Once the side plates are installed, the “Z” hanger is cut in half using a rebar cutting bit. This procedure removes the restraint in the member that was causing the splitting. 1½”φ rebar cutting bits were used to core out a 1½” hole at the mid-depth of the member which effectively separated the top of the Z hanger from the bottom. (See Figures 12 and 13) Additional holes were drilled through the kerf plates and the kerf plates were completely separated using a reciprocating saw.
Once the structural repairs were completed, the arches were sanded smooth and stained. The repair procedure required four months to repair 13 arch-frames. This repair procedure saved the college more than $1 million, when compared to the price of demolition. This repair scheme also preserved building space desperately needed by the college.
Several repair and upgrade methods were employed to repair and upgrade a series of glulam arch-frames at the SUNY College of Technology in Canton, NY. Post-tensioning systems or additional laminations were installed where the members were deficient due to bending stresses. Shear capacity was restored by the installation of rebar shear dowels in epoxy-filled holes. Finally, the cause of the original splitting was removed by separating the “Z” hanger at the middepth of the moment splice and providing side plates to transfer the reaction of the center beam to the arch members.
“Standards for STRUCTURAL GLUED LAMINATED MEMBERS Assembled with WWPA GRADES of Douglas Fir and Larch Lumber.” 1966 Edition. Western Wood Products Association.
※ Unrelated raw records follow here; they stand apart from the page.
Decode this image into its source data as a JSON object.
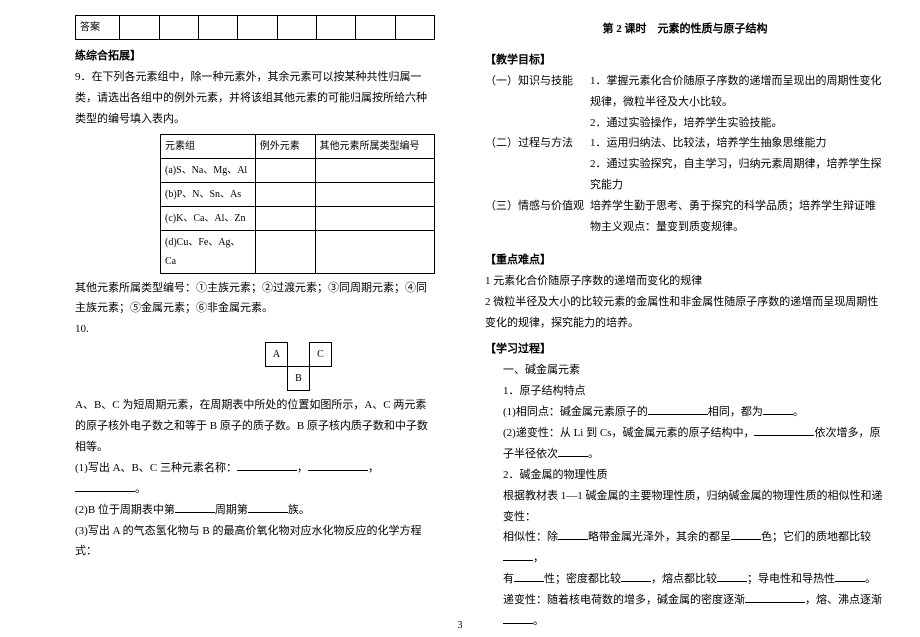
{
  "left": {
    "answer_label": "答案",
    "expand_header": "练综合拓展】",
    "q9_text": "9．在下列各元素组中，除一种元素外，其余元素可以按某种共性归属一类，请选出各组中的例外元素，并将该组其他元素的可能归属按所给六种类型的编号填入表内。",
    "elem_header": [
      "元素组",
      "例外元素",
      "其他元素所属类型编号"
    ],
    "elem_rows": [
      "(a)S、Na、Mg、Al",
      "(b)P、N、Sn、As",
      "(c)K、Ca、Al、Zn",
      "(d)Cu、Fe、Ag、Ca"
    ],
    "q9_note": "其他元素所属类型编号：①主族元素；②过渡元素；③同周期元素；④同主族元素；⑤金属元素；⑥非金属元素。",
    "q10_label": "10.",
    "small_cells": {
      "a": "A",
      "b": "B",
      "c": "C"
    },
    "q10_intro": "A、B、C 为短周期元素，在周期表中所处的位置如图所示，A、C 两元素的原子核外电子数之和等于 B 原子的质子数。B 原子核内质子数和中子数相等。",
    "q10_1a": "(1)写出 A、B、C 三种元素名称：",
    "q10_1b": "，",
    "q10_1c": "，",
    "q10_1d": "。",
    "q10_2a": "(2)B 位于周期表中第",
    "q10_2b": "周期第",
    "q10_2c": "族。",
    "q10_3": "(3)写出 A 的气态氢化物与 B 的最高价氧化物对应水化物反应的化学方程式："
  },
  "right": {
    "title": "第 2 课时　元素的性质与原子结构",
    "goal_hdr": "【教学目标】",
    "g1_lab": "（一）知识与技能",
    "g1_1": "1．掌握元素化合价随原子序数的递增而呈现出的周期性变化规律，微粒半径及大小比较。",
    "g1_2": "2．通过实验操作，培养学生实验技能。",
    "g2_lab": "（二）过程与方法",
    "g2_1": "1．运用归纳法、比较法，培养学生抽象思维能力",
    "g2_2": "2．通过实验探究，自主学习，归纳元素周期律，培养学生探究能力",
    "g3_lab": "（三）情感与价值观",
    "g3_1": "培养学生勤于思考、勇于探究的科学品质；培养学生辩证唯物主义观点：量变到质变规律。",
    "keypoint_hdr": "【重点难点】",
    "kp1": "1 元素化合价随原子序数的递增而变化的规律",
    "kp2": "2 微粒半径及大小的比较元素的金属性和非金属性随原子序数的递增而呈现周期性变化的规律，探究能力的培养。",
    "process_hdr": "【学习过程】",
    "p1": "一、碱金属元素",
    "p2": "1．原子结构特点",
    "p3a": "(1)相同点：碱金属元素原子的",
    "p3b": "相同，都为",
    "p3c": "。",
    "p4a": "(2)递变性：从 Li 到 Cs，碱金属元素的原子结构中，",
    "p4b": "依次增多，原子半径依次",
    "p4c": "。",
    "p5": "2．碱金属的物理性质",
    "p6": "根据教材表 1—1 碱金属的主要物理性质，归纳碱金属的物理性质的相似性和递变性：",
    "p7a": "相似性：除",
    "p7b": "略带金属光泽外，其余的都呈",
    "p7c": "色；它们的质地都比较",
    "p7d": "，",
    "p8a": "有",
    "p8b": "性；密度都比较",
    "p8c": "，熔点都比较",
    "p8d": "；导电性和导热性",
    "p8e": "。",
    "p9a": "递变性：随着核电荷数的增多，碱金属的密度逐渐",
    "p9b": "，熔、沸点逐渐",
    "p9c": "。"
  },
  "page": "3"
}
Portland, OR
“AITC Technical note 26 – Design Values for Structural Glued Laminated Timber in Existing Structures” 2007. American Institute of Timber Construction, Centennial, CO
“AITC Timber Construction Manual – Fourth Edition” 1994. Wiley Inter-Science New York, NY.